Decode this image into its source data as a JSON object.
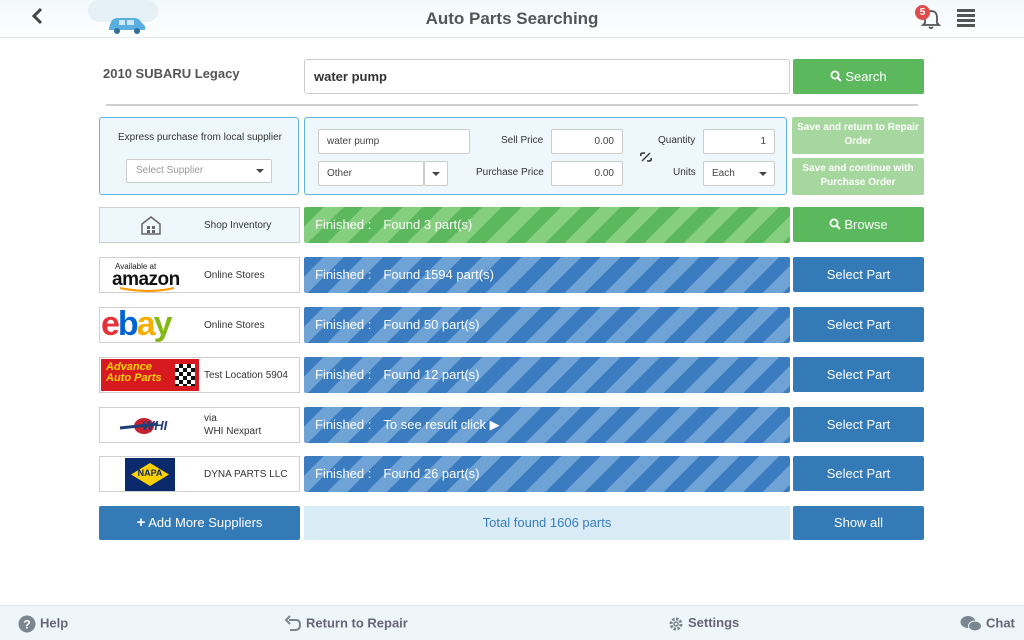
{
  "header": {
    "title": "Auto Parts Searching",
    "notification_count": "5"
  },
  "search": {
    "vehicle": "2010 SUBARU Legacy",
    "query": "water pump",
    "search_label": "Search"
  },
  "express": {
    "title": "Express purchase from local supplier",
    "supplier_placeholder": "Select Supplier"
  },
  "details": {
    "part_name": "water pump",
    "category": "Other",
    "sell_price_label": "Sell Price",
    "sell_price": "0.00",
    "purchase_price_label": "Purchase Price",
    "purchase_price": "0.00",
    "quantity_label": "Quantity",
    "quantity": "1",
    "units_label": "Units",
    "units": "Each",
    "save_repair_label": "Save and return to Repair Order",
    "save_purchase_label": "Save and continue with Purchase Order"
  },
  "suppliers": [
    {
      "logo": "shop-inventory",
      "name": "Shop Inventory",
      "status_prefix": "Finished :",
      "status": "Found 3 part(s)",
      "action": "Browse"
    },
    {
      "logo": "amazon",
      "logo_text_small": "Available at",
      "logo_text": "amazon",
      "name": "Online Stores",
      "status_prefix": "Finished :",
      "status": "Found 1594 part(s)",
      "action": "Select Part"
    },
    {
      "logo": "ebay",
      "logo_text": "ebay",
      "name": "Online Stores",
      "status_prefix": "Finished :",
      "status": "Found 50 part(s)",
      "action": "Select Part"
    },
    {
      "logo": "advance-auto-parts",
      "logo_text": "Advance Auto Parts",
      "name": "Test Location 5904",
      "status_prefix": "Finished :",
      "status": "Found 12 part(s)",
      "action": "Select Part"
    },
    {
      "logo": "whi",
      "logo_text": "WHI",
      "name_line1": "via",
      "name_line2": "WHI Nexpart",
      "status_prefix": "Finished :",
      "status": "To see result click ▶",
      "action": "Select Part"
    },
    {
      "logo": "napa",
      "logo_text": "NAPA",
      "name": "DYNA PARTS LLC",
      "status_prefix": "Finished :",
      "status": "Found 26 part(s)",
      "action": "Select Part"
    }
  ],
  "bottom": {
    "add_label": "Add More Suppliers",
    "total": "Total found 1606 parts",
    "show_all": "Show all"
  },
  "footer": {
    "help": "Help",
    "return": "Return to Repair",
    "settings": "Settings",
    "chat": "Chat"
  },
  "colors": {
    "green": "#5cb85c",
    "blue": "#337ab7",
    "badge": "#e04b4b"
  }
}
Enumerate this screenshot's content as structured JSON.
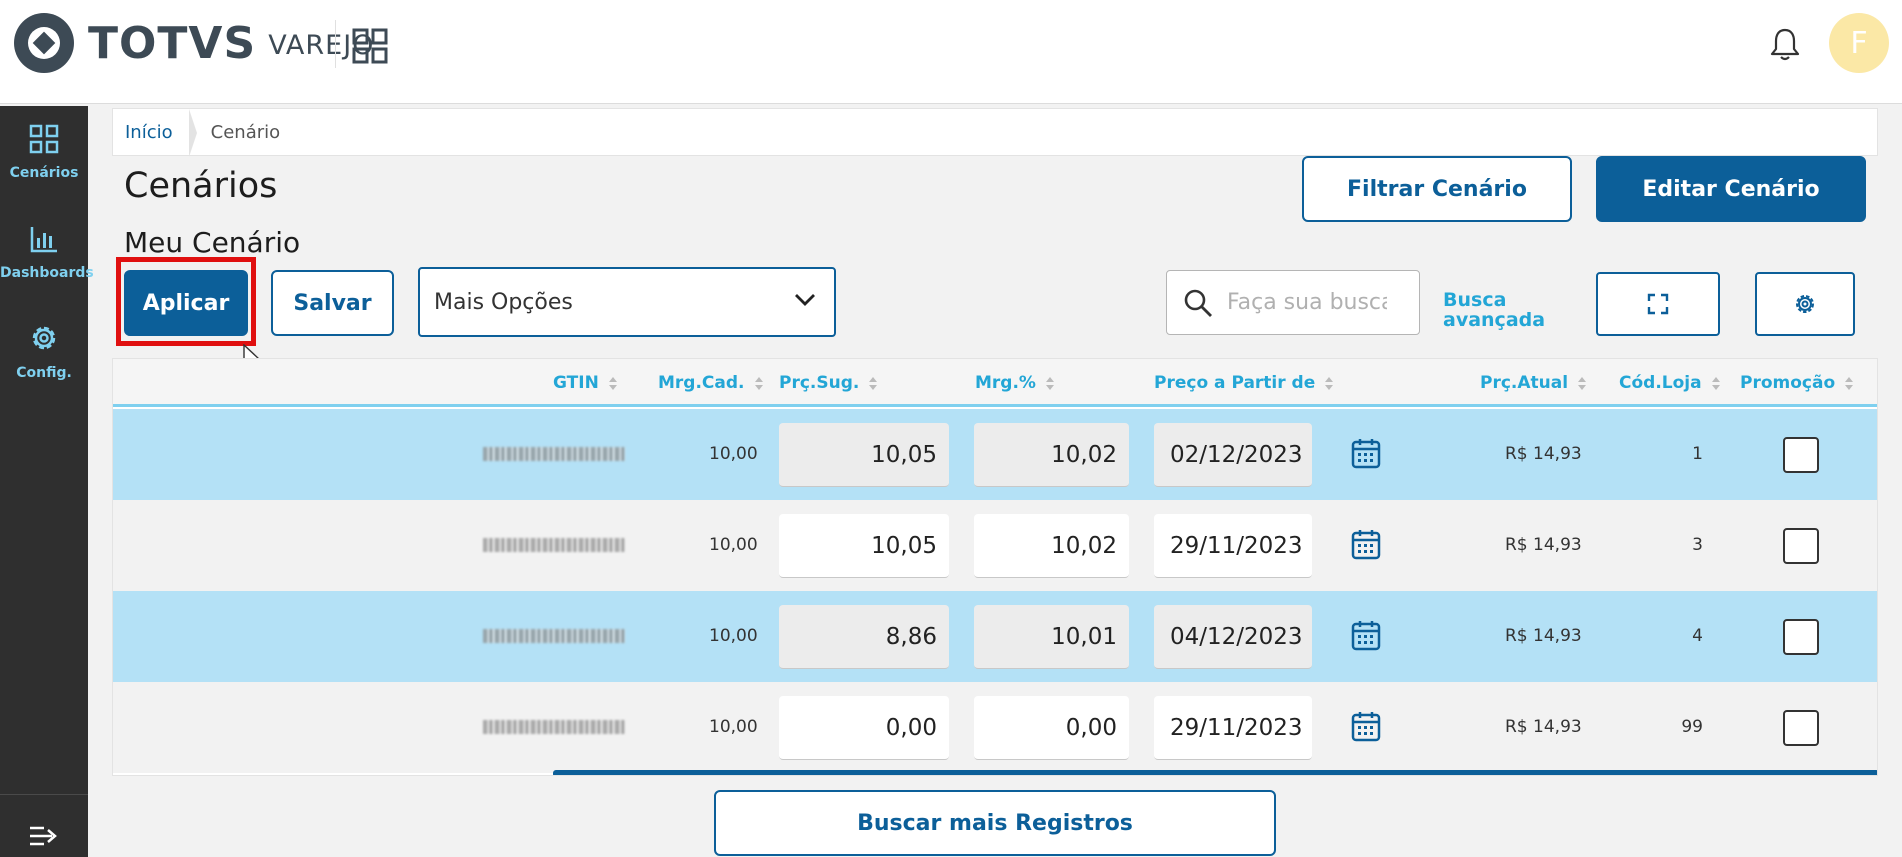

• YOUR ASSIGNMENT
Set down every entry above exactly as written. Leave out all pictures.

• PROBLEM SOLUTION
Decode this image into its source data as a JSON object.
{
  "header": {
    "title": "Auto Parts Searching",
    "notification_count": "5"
  },
  "search": {
    "vehicle": "2010 SUBARU Legacy",
    "query": "water pump",
    "search_label": "Search"
  },
  "express": {
    "title": "Express purchase from local supplier",
    "supplier_placeholder": "Select Supplier"
  },
  "details": {
    "part_name": "water pump",
    "category": "Other",
    "sell_price_label": "Sell Price",
    "sell_price": "0.00",
    "purchase_price_label": "Purchase Price",
    "purchase_price": "0.00",
    "quantity_label": "Quantity",
    "quantity": "1",
    "units_label": "Units",
    "units": "Each",
    "save_repair_label": "Save and return to Repair Order",
    "save_purchase_label": "Save and continue with Purchase Order"
  },
  "suppliers": [
    {
      "logo": "shop-inventory",
      "name": "Shop Inventory",
      "status_prefix": "Finished :",
      "status": "Found 3 part(s)",
      "action": "Browse"
    },
    {
      "logo": "amazon",
      "logo_text_small": "Available at",
      "logo_text": "amazon",
      "name": "Online Stores",
      "status_prefix": "Finished :",
      "status": "Found 1594 part(s)",
      "action": "Select Part"
    },
    {
      "logo": "ebay",
      "logo_text": "ebay",
      "name": "Online Stores",
      "status_prefix": "Finished :",
      "status": "Found 50 part(s)",
      "action": "Select Part"
    },
    {
      "logo": "advance-auto-parts",
      "logo_text": "Advance Auto Parts",
      "name": "Test Location 5904",
      "status_prefix": "Finished :",
      "status": "Found 12 part(s)",
      "action": "Select Part"
    },
    {
      "logo": "whi",
      "logo_text": "WHI",
      "name_line1": "via",
      "name_line2": "WHI Nexpart",
      "status_prefix": "Finished :",
      "status": "To see result click ▶",
      "action": "Select Part"
    },
    {
      "logo": "napa",
      "logo_text": "NAPA",
      "name": "DYNA PARTS LLC",
      "status_prefix": "Finished :",
      "status": "Found 26 part(s)",
      "action": "Select Part"
    }
  ],
  "bottom": {
    "add_label": "Add More Suppliers",
    "total": "Total found 1606 parts",
    "show_all": "Show all"
  },
  "footer": {
    "help": "Help",
    "return": "Return to Repair",
    "settings": "Settings",
    "chat": "Chat"
  },
  "colors": {
    "green": "#5cb85c",
    "blue": "#337ab7",
    "badge": "#e04b4b"
  }
}
Enumerate this screenshot's content as structured JSON.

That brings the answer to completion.